Is not the fact that the November 1987 figure was one of the lowest for many years a tribute to the wisdom of the Government's industrial relations policies, which are recognised by some unions, though not by the Transport and General Workers Union, whose job-destroying attitudes apparently continue unabated?

There is certainly no question but that the TGWU has found a new way of destroying jobs, which will be widely condemned throughout the country. I have no doubt that the Government's reform of industrial relations law has led to some of the improvements that we have seen in those figures.

How many days were lost in strike action in Dundee in the early part of this decade when, as a direct result of Government action, 3,000 Dundee jute workers were redundant—

I am asking the Secretary of State how many strikes took place in 1979 and 1980 when 3,000 jute workers in Dundee were made redundant as a direct result of Government action. Does the Secretary of State believe that there will be more strikes, or fewer strikes, if employers blackmail Britain into selecting particular unions and force employees to join those unions?

That is a particularly pathetic defence of the TGWU's position.
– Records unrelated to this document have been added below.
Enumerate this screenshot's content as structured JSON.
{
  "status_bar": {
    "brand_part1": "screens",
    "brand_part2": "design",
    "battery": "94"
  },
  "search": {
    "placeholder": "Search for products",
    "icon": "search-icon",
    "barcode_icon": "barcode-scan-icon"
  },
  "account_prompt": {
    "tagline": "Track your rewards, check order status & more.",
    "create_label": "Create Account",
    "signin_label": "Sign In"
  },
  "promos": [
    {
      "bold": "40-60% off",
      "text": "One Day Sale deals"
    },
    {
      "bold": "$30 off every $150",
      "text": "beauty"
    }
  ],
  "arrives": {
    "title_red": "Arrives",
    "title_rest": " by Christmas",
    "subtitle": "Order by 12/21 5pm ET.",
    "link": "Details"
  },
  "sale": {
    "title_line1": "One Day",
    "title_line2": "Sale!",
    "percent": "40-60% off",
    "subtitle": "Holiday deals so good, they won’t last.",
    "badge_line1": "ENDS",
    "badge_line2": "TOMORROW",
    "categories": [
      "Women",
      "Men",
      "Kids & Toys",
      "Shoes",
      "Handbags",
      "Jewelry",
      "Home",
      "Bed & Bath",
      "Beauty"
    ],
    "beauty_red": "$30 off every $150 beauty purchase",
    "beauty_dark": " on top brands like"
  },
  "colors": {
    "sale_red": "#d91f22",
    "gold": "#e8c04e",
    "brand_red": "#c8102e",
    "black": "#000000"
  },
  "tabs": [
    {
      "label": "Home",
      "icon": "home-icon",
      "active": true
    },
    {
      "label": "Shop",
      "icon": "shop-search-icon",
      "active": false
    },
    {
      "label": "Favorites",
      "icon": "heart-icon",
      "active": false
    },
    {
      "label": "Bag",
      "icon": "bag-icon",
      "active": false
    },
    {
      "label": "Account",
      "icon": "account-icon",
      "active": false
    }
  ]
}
The figure that I can give is that the TGWU has probably lost Dundee more than 1,000 jobs.

Does my right hon. Friend agree that the lesson of November is that the Government's legislation has worked and has shown clearly how effective it is? Surely another lesson that has come out of Dundee is that more legislation will probably be required to deal with such situations. Ford was prepared to come to Dundee, but required one-union agreement, and perhaps we should bring in legislation to make that possible in future.

I hope, first and foremost, that the unions concerned come to their senses and take the sensible action that is necessary before we need to consider further legislation.

If the Government are so concerned about the number of working days lost through strikes, why are they so indifferent to the far greater number of working days lost through industrial injury? Is the Minister not ashamed of the fact that the fatal and serious accident rate has increased since 1979 by 36 per cent. in manufacturing? Are not the Government directly responsible because they have cut the factory inspectorate by 20 per cent. and the annual number of prosecutions by 17 per cent.? —[Interruption.]

Order. Hon. Members should not point across the Chamber. I am listening to the hon. Member for Oldham, West (Mr. Meacher).

The hon. Gentleman's supplementary question has nothing whatever to do with the original question, but clearly we are concerned about industrial injuries and all our policies will be pursued to seek to reduce them. The hon. Gentleman should recognise that the number of working days lost in each of the past two years is the lowest for 10 years and the number of stoppages in each of the past three years is the lowest since 1940. That is the Government's achievement and it contrasts strongly with the industrial anarchy that the hon. Gentleman left behind him.